# Math Help - Series convergence question

1. ## Series convergence question

The question:

Determine if the following alternating series converges. Is it absolutely convergent?

$\sum\limits_{k = 3}^\infty \frac{(-1)^k}{ln(k)}$

My attempt:
Using the alternating series test, we need:
a) $a_k \ge 0$
b) $a_{k} \ge a_{k + 1}$
c) $\lim\limits_{k \to \infty} a_k = 0$

a) $\frac{1}{ln(k)}$ > 0 for all k > 1
b) $\frac{1}{ln(k)} \ge \frac{1}{ln(k+1)}$ for all k > 1
c) Limit is obviously 0 as $k \to \infty$

Thus the series converges.

Now we consider $\sum\limits_{k = 3}^\infty |\frac{1}{ln(k)}|$
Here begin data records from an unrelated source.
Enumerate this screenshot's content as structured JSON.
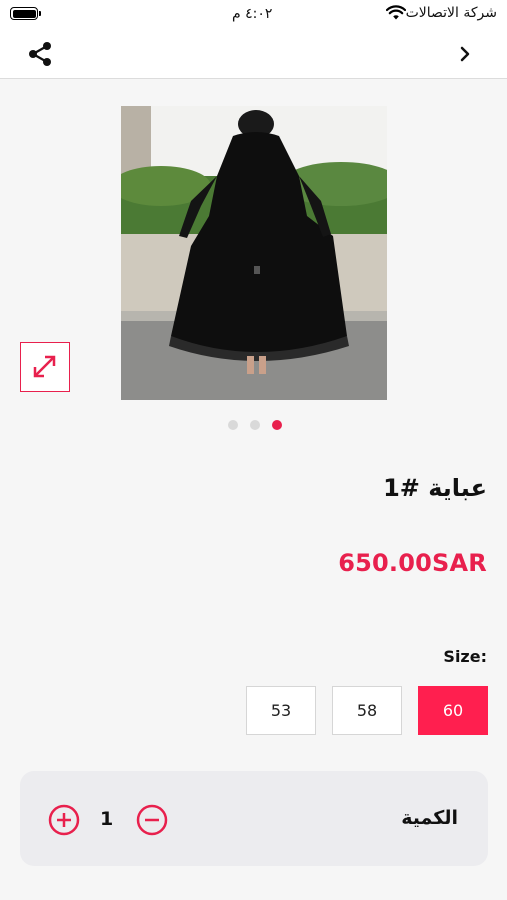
{
  "status_bar": {
    "carrier": "شركة الاتصالات",
    "time": "٤:٠٢ م"
  },
  "nav": {
    "share_icon": "share-icon",
    "back_icon": "chevron-right-icon"
  },
  "product": {
    "title": "عباية #1",
    "price": "650.00SAR",
    "image_count": 3,
    "active_image_index": 2
  },
  "size": {
    "label": "Size:",
    "options": [
      "53",
      "58",
      "60"
    ],
    "selected": "60"
  },
  "quantity": {
    "label": "الكمية",
    "value": "1"
  },
  "colors": {
    "accent": "#ff1f4f",
    "card": "#ececef",
    "background": "#f6f6f6"
  }
}
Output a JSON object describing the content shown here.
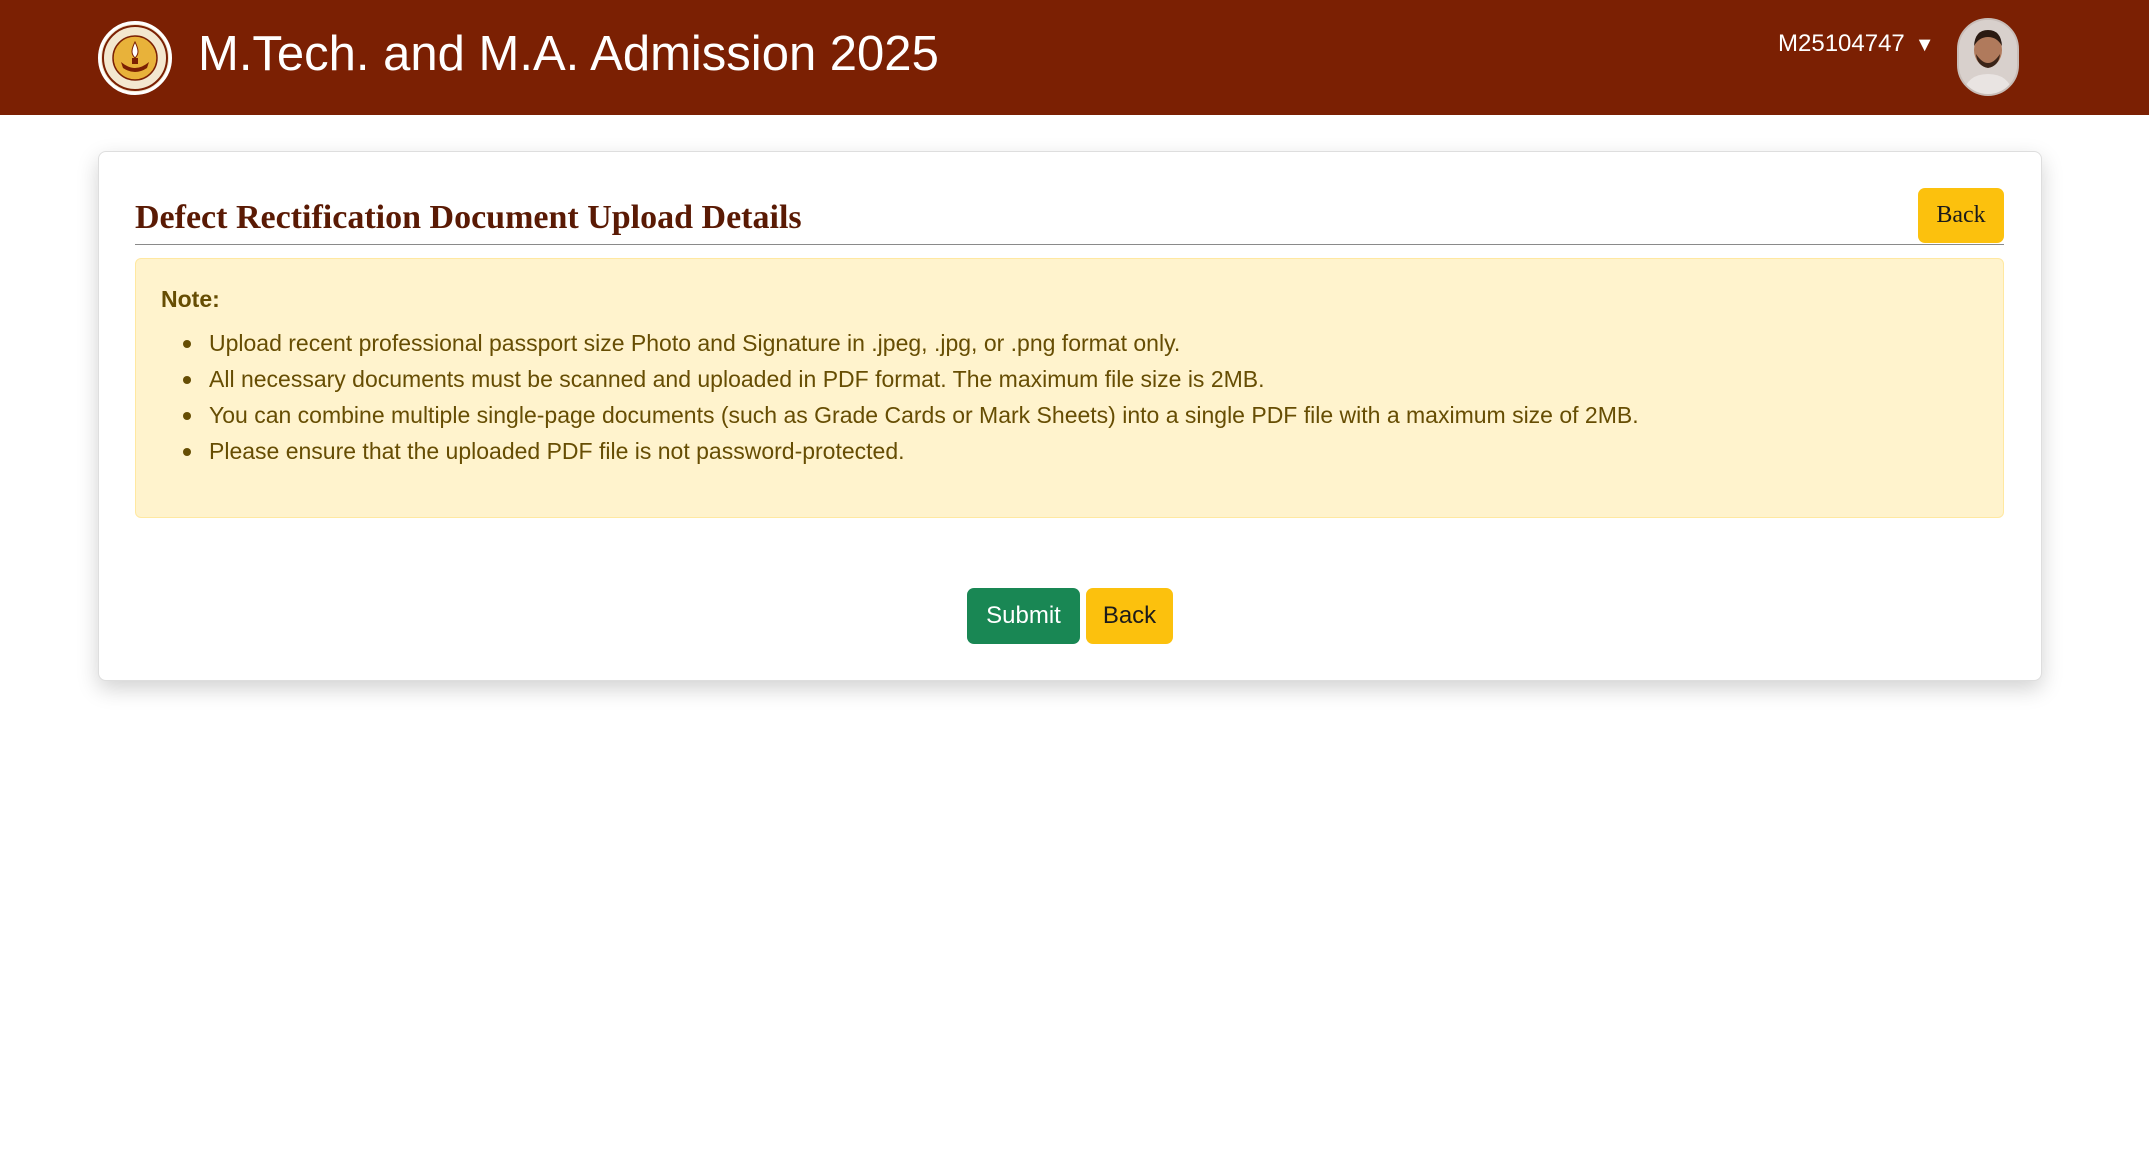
{
  "header": {
    "title": "M.Tech. and M.A. Admission 2025",
    "logo_icon": "institute-emblem-icon",
    "user_id": "M25104747",
    "caret": "▼",
    "avatar_icon": "user-avatar",
    "bg_color": "#7b2003"
  },
  "card": {
    "title": "Defect Rectification Document Upload Details",
    "back_label": "Back",
    "note": {
      "heading": "Note:",
      "items": [
        "Upload recent professional passport size Photo and Signature in .jpeg, .jpg, or .png format only.",
        "All necessary documents must be scanned and uploaded in PDF format. The maximum file size is 2MB.",
        "You can combine multiple single-page documents (such as Grade Cards or Mark Sheets) into a single PDF file with a maximum size of 2MB.",
        "Please ensure that the uploaded PDF file is not password-protected."
      ]
    },
    "actions": {
      "submit_label": "Submit",
      "back_label": "Back"
    }
  },
  "colors": {
    "submit": "#198754",
    "back": "#fcc10d",
    "note_bg": "#fff3cd",
    "note_text": "#664d03"
  }
}
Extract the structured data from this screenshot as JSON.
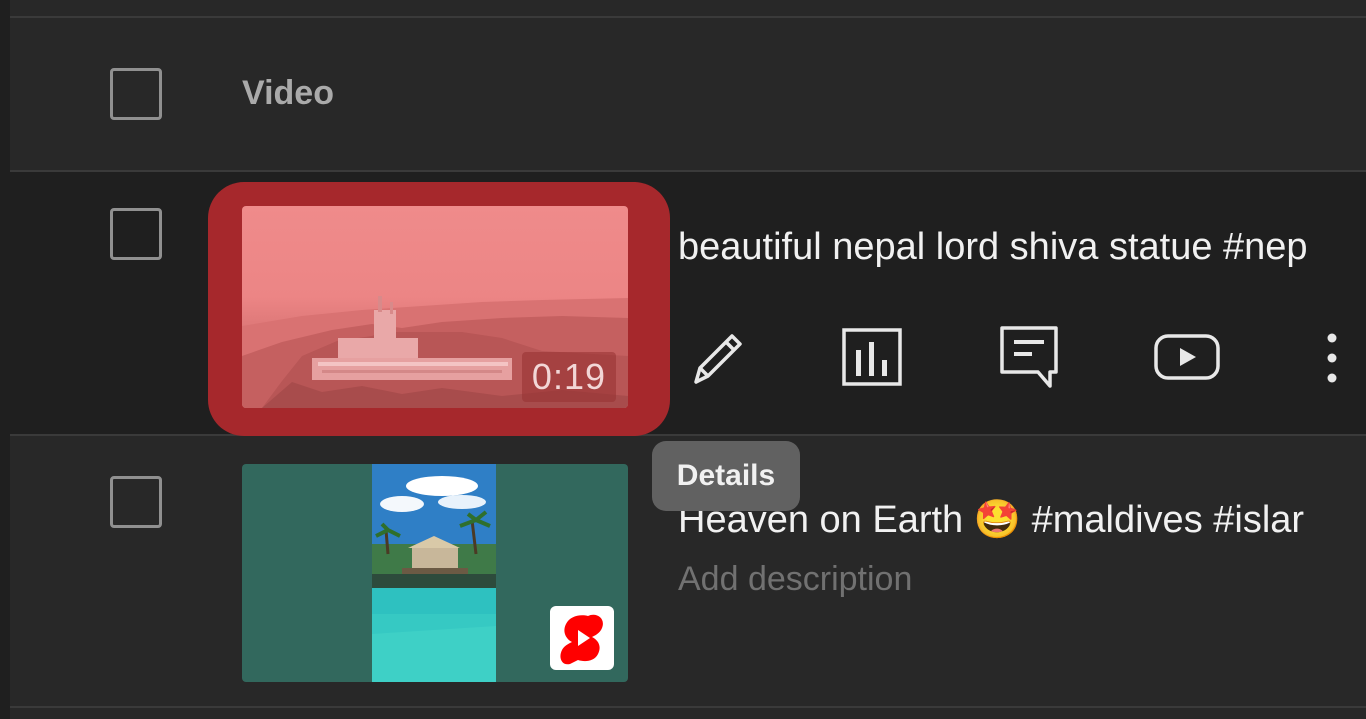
{
  "table": {
    "header_label": "Video"
  },
  "rows": [
    {
      "title": "beautiful nepal lord shiva statue #nep",
      "duration": "0:19",
      "actions": [
        {
          "name": "details",
          "icon": "pencil-icon"
        },
        {
          "name": "analytics",
          "icon": "bar-chart-icon"
        },
        {
          "name": "comments",
          "icon": "comment-icon"
        },
        {
          "name": "view-on-youtube",
          "icon": "play-icon"
        },
        {
          "name": "options",
          "icon": "more-vertical-icon"
        }
      ]
    },
    {
      "title": "Heaven on Earth 🤩 #maldives #islar",
      "description": "Add description",
      "badge_icon": "shorts-icon"
    }
  ],
  "tooltip": {
    "text": "Details"
  },
  "colors": {
    "background": "#282828",
    "selected_row": "#1f1f1f",
    "highlight": "#a6282c",
    "tooltip": "#616161",
    "shorts_red": "#ff0000"
  }
}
Using ratio test:

$r = \frac{a_{k + 1}}{a_k} = |\frac{1}{ln(k + 1)}}| |\frac{ln(k)}{1}}|$
= $\frac{ln(k)}{ln(k+1)} < 1$

Therefore converges. So this series should be absolutely convergent. However the answer is actually 'conditionally convergent'.

Where have I gone wrong? Thanks.

2. First, in ratio test you'll calculate the limit of the fraction $\dfrac{a_{k+1}}{a_k}$ as k goes to infinity not just the fraction!
Second, the ratio test will be failed.
Third, I'll use the comparison test for the absolute series.

3. Originally Posted by Glitch
Where have I gone wrong? Thanks.

$\displaystyle\lim_{k \to{+}\infty}{\dfrac{\log k}{\log (k+1)}}=1$

Fernando Revilla

4. Originally Posted by Ted
First, in ratio test you'll calculate the limit of the fraction $\dfrac{a_{k+1}}{a_k}$ as k goes to infinity not just the fraction!
There is a ratio test without calculating the limit:

If the series of general positive term $a_k$ satisfies $a_{k+1}/a_k\leq r$ for $k$ sufficiently large and $0\leq r <1$ fixed then , the series is convergent. In our case does not exist such $r$ .

Fernando Revilla

5. Well, am talking about the standard ratio test .

6. Dirichlet's Test -- from Wolfram MathWorld

Kind regards

$\chi$ $\sigma$

7. Originally Posted by Glitch
Determine if the following alternating series converges. Is it absolutely convergent?
$\sum\limits_{k = 3}^\infty \frac{(-1)^k}{ln(k)}$

Using the alternating series test, we need:
a) $a_k \ge 0$
b) $a_{k} \ge a_{k + 1}$
c) $\lim\limits_{k \to \infty} a_k = 0$

a) $\frac{1}{ln(k)}$ > 0 for all k > 1
b) $\frac{1}{ln(k)} \ge \frac{1}{ln(k+1)}$ for all k > 1
c) Limit is obviously 0 as $k \to \infty$
Thus the series converges.
The above is correct. The given series converges.

BUT $\sum\limits_{k = 3}^\infty \left|\dfrac{(-1)^k}{ln(k)}\right|=\sum\limits_{k = 3}^\infty \dfrac{1}{ln(k)}$.

It easy to prove that if $\alpha>0$ then $\sum\limits_{k = 3}^\infty \dfrac{1}{[ln(k)]^{\alpha}}$ diverges.

8. This is what I've tried:

Let $a_k = \abs{\frac{1}{ln(k)}}$
Let $b_k = \abs{\frac{1}{kln(k)}}$

$b_k \le a_k$

$\int\limits_{3}^{n} \frac{1}{kln(k)} \le \sum\limits_{k = 3}^\infty \frac{1}{ln(k)}$

= $ln(ln(n + 1)) - ln(ln(3)) \to \infty$ as $n \to \infty$, therefore $a_k$ must diverge.

9. Better:

$\displaystyle\lim_{k \to{+}\infty}{\dfrac{1/\log k}{1/k}}=+\infty$

and

$\displaystyle\sum_{k=3}^{+\infty}\dfrac{1}{k}$

is divergent.

Fernando Revilla